Midland has long history of patriotism through kindness, service to others
Just a few years ago, it seemed improbable to be able to visit the Midland International Airport without having the opportunity to join with the Patriot Guard in giving a hero’s welcome to a service man or woman in uniform returning from a tour in the Middle East or other international location.
Almost three years ago, after Midland High School graduate and U.S. Marine 2nd Lt. Patrick Wayland died suddenly in a training accident in Florida, on Aug. 5, 2011, an estimated 75 Marines descended on Midland in support of their fallen brother. In return, and probably quite unexpectedly to those visitors, the same 75 Marines witnessed firsthand how much Midland loves the military.
Col. Joseph P. Richards, Wayland’s commanding officer, who attended Wayland’s funeral, said, “It was something you just don’t have words for, to feel the honor and patriotism of Midland. Your tremendous respect for Patrick and the Wayland family was a beautiful sight to see.”
Then, three years ago this November, the community came together as it often does, in support of veterans felled by a horrific train collision just as those soldiers and their families were being honored.
Terry Johnson, organizer of Show of Support’s Hunt for Heroes, pours his life into the annual event.
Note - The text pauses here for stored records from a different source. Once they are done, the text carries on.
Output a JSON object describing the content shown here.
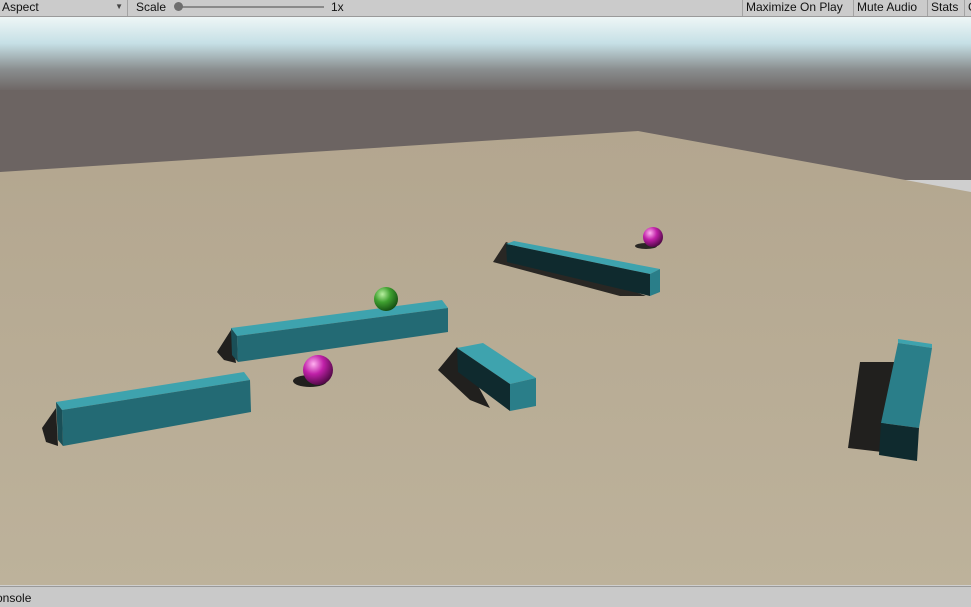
{
  "toolbar": {
    "aspect_label": "Aspect",
    "scale_label": "Scale",
    "scale_value": "1x",
    "scale_fraction": 0,
    "maximize_on_play": "Maximize On Play",
    "mute_audio": "Mute Audio",
    "stats": "Stats",
    "gizmos": "Gizmos"
  },
  "scene": {
    "sky_top_color": "#c6e0e6",
    "horizon_color": "#6c6462",
    "ground_color": "#b9ad95",
    "wall_color": "#2b7b86",
    "player_color": "#3fa030",
    "enemy_color": "#c020a8"
  },
  "statusbar": {
    "console_tab": "onsole"
  }
}
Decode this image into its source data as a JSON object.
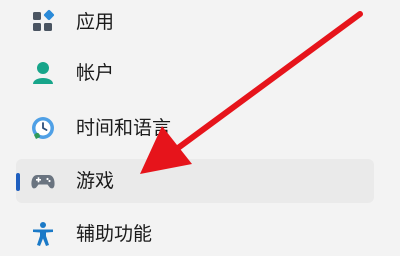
{
  "nav": {
    "items": [
      {
        "label": "应用",
        "icon": "apps-icon",
        "selected": false
      },
      {
        "label": "帐户",
        "icon": "account-icon",
        "selected": false
      },
      {
        "label": "时间和语言",
        "icon": "time-language-icon",
        "selected": false
      },
      {
        "label": "游戏",
        "icon": "gamepad-icon",
        "selected": true
      },
      {
        "label": "辅助功能",
        "icon": "accessibility-icon",
        "selected": false
      }
    ]
  },
  "colors": {
    "page_background": "#f3f3f3",
    "selected_background": "#eaeaea",
    "selection_indicator": "#1f5fbf",
    "annotation_arrow": "#e6141b"
  }
}
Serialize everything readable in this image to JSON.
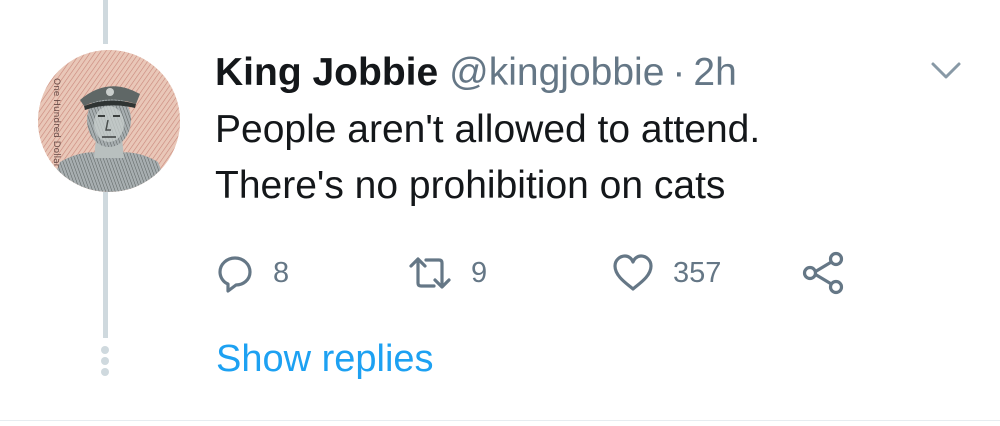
{
  "tweet": {
    "display_name": "King Jobbie",
    "handle": "@kingjobbie",
    "separator": "·",
    "time": "2h",
    "text_lines": [
      "People aren't allowed to attend.",
      "There's no prohibition on cats"
    ],
    "avatar_text": "One Hundred Dollar",
    "actions": {
      "reply_count": "8",
      "retweet_count": "9",
      "like_count": "357"
    },
    "show_replies_label": "Show replies"
  },
  "icons": {
    "reply": "reply-icon",
    "retweet": "retweet-icon",
    "like": "heart-icon",
    "share": "share-icon",
    "more": "chevron-down-icon"
  },
  "colors": {
    "text_primary": "#14171a",
    "text_secondary": "#657786",
    "link": "#1da1f2",
    "thread_line": "#cfd9de"
  }
}
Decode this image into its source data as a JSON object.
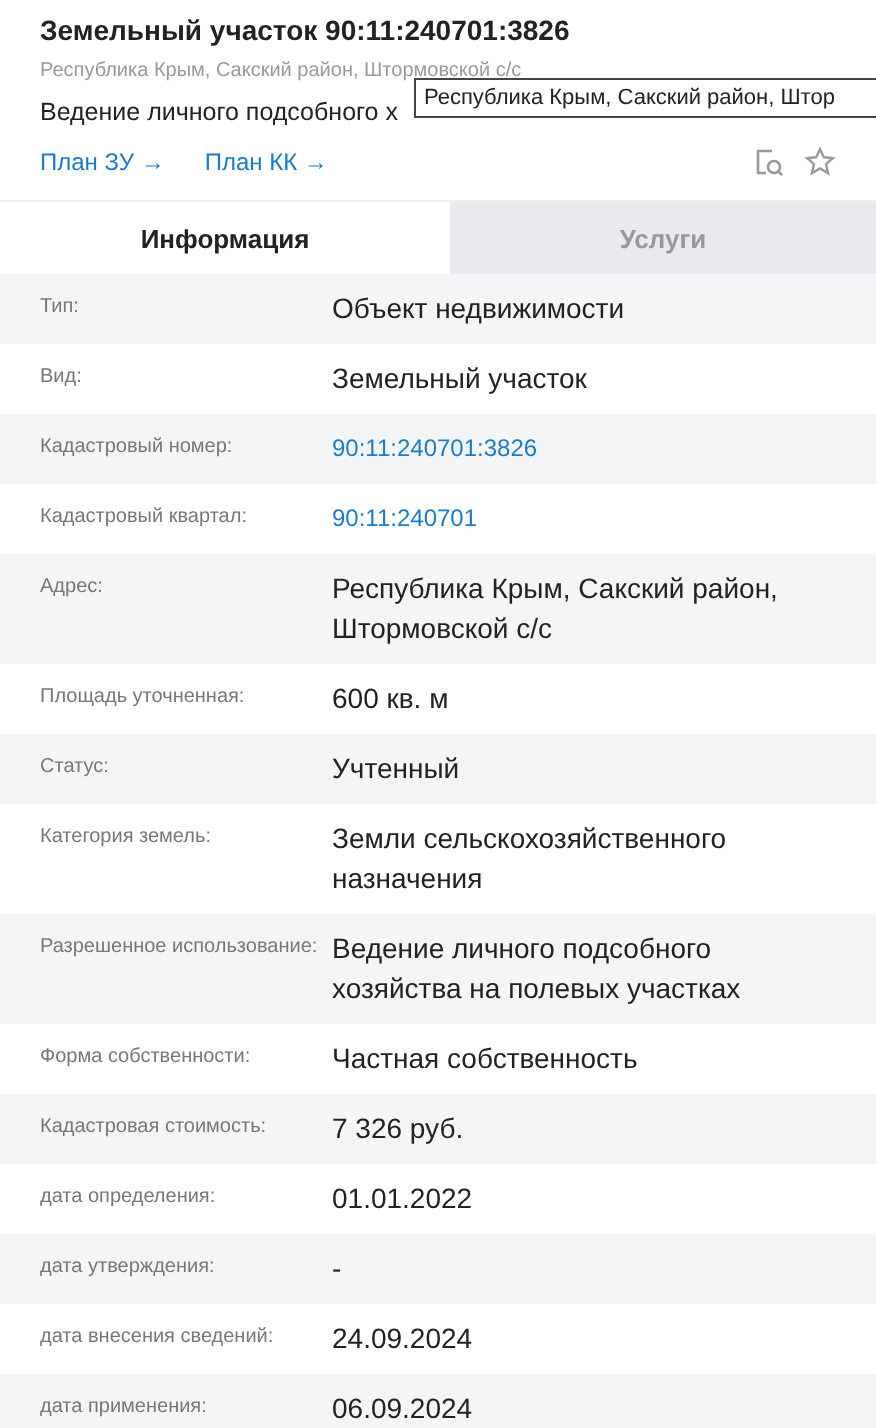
{
  "header": {
    "title": "Земельный участок 90:11:240701:3826",
    "address": "Республика Крым, Сакский район, Штормовской с/с",
    "description": "Ведение личного подсобного х",
    "links": [
      {
        "label": "План ЗУ →"
      },
      {
        "label": "План КК →"
      }
    ]
  },
  "tooltip": {
    "text": "Республика Крым, Сакский район, Штор"
  },
  "tabs": [
    {
      "label": "Информация",
      "selected": true
    },
    {
      "label": "Услуги",
      "selected": false
    }
  ],
  "rows": [
    {
      "label": "Тип:",
      "value": "Объект недвижимости",
      "kind": "text"
    },
    {
      "label": "Вид:",
      "value": "Земельный участок",
      "kind": "text"
    },
    {
      "label": "Кадастровый номер:",
      "value": "90:11:240701:3826",
      "kind": "link"
    },
    {
      "label": "Кадастровый квартал:",
      "value": "90:11:240701",
      "kind": "link"
    },
    {
      "label": "Адрес:",
      "value": "Республика Крым, Сакский район, Штормовской с/с",
      "kind": "text"
    },
    {
      "label": "Площадь уточненная:",
      "value": "600 кв. м",
      "kind": "text"
    },
    {
      "label": "Статус:",
      "value": "Учтенный",
      "kind": "text"
    },
    {
      "label": "Категория земель:",
      "value": "Земли сельскохозяйственного назначения",
      "kind": "text"
    },
    {
      "label": "Разрешенное использование:",
      "value": "Ведение личного подсобного хозяйства на полевых участках",
      "kind": "text"
    },
    {
      "label": "Форма собственности:",
      "value": "Частная собственность",
      "kind": "text"
    },
    {
      "label": "Кадастровая стоимость:",
      "value": "7 326 руб.",
      "kind": "text"
    },
    {
      "label": "дата определения:",
      "value": "01.01.2022",
      "kind": "text"
    },
    {
      "label": "дата утверждения:",
      "value": "-",
      "kind": "text"
    },
    {
      "label": "дата внесения сведений:",
      "value": "24.09.2024",
      "kind": "text"
    },
    {
      "label": "дата применения:",
      "value": "06.09.2024",
      "kind": "text"
    }
  ]
}
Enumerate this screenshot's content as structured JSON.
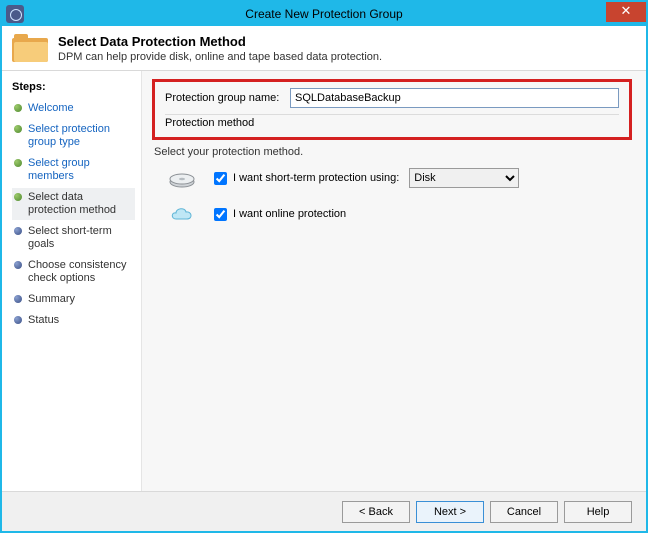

A year after the tragedy, he still clearly remembered the instantaneous response of Midlanders.
“The businesses across the street from where this had all happened began taking people in instantly,” Johnson said. “When we found out everyone had been accounted for, we headed to the Hilton. Buses were sent to take us all to the hotel. Over the next four days the folks at the Hilton let us move into the ballroom. They brought water, blankets, they just let us get our heads together for four days. We had people manning phone banks, calling moms and dads, sisters, brothers. We had offers to send private jets all over the country to bring family in.”
One of the most remarkable aspects of the generosity that poured forth for the veterans and the families involved in the accident came with the news that in the span of a few days, donations totaling $500,000 poured in to Hunt for Heroes. Of that total, Johnson estimated 80 percent — $400,000 — was raised just by the people of Midland.
What is even more remarkable, are the words the veterans and their families leave with Johnson and others at the conclusion of a Hunt for Heroes event.
“People always ask me if the veterans are from Midland,” Johnson said. “But we pick them from all over the United States on purpose. We want the guy from Ohio to go back and say, ‘You’re not going to believe what they’re doing in Midland.’ They come to Midland and tell us, ‘Man, I want to move here. Y’all are the best people, the friendliest people I’ve ever met. Where I’m from, when I came home from the war, it’s like I never left. But I come here and y’all don’t know me, and yet you love me.”
An excerpt from “A History of Character: The Story of Midland, Texas”
In his 2001 book “The Stars Were Big and Bright: The United States Armed Forces and Texas During World War II (Vol. 2),” author George E. Alexander quoted Thomas Bellingham, a cadet at the Midland Army Airfield: “There was just absolutely nothing to look at out there. One old timer I knew called that whole Midland-Odessa part of Texas the ‘Flat Brown,’ and I think he was being overly generous.”
First impressions can be important and long lasting. Yet for the thousands of men who came to train at the bombardier school at the Midland Army Airfield in 1942 and throughout a good portion of World War II, first impressions were often followed by impressions that ran much deeper and longer. When those displaced cadets met the people of West Texas, many, perhaps hundreds, made the decision to stay here after they returned from the war.
In a Reporter-Telegram article headlined “Science of War taught,” written for the publication’s centennial edition, the bombardier school was called “Uncle Sam’s most potent weapon. Not only was the school one of just 14 across the country that taught bombardiering, it was also the largest. The government believed that at the type of bombardier schools found in Midland and elsewhere, the men learning and working with bombsights would actually shorten the length of the war.”
“The value their training had in the overall war effort defies calculation,” Judge Hyde told the Reporter-Telegram in 2011. “Within a few months of the Japanese attack on Pearl Harbor and America’s entry into the war, the old Midland Sloan Field became Midland Army Airfield. In a span of just three years, the school graduated more bombardiers than any other training base in the United States, and in the first 17 months of its operation, more than 800,000 practice bombs were dropped.”
“A History of Character: The Story of Midland, Texas” will be published in September by The Abell-Hanger Foundation and the Permian Basin Petroleum Museum. For information about a presentation on the book for your civic organization or church group, email firstname.lastname@example.org.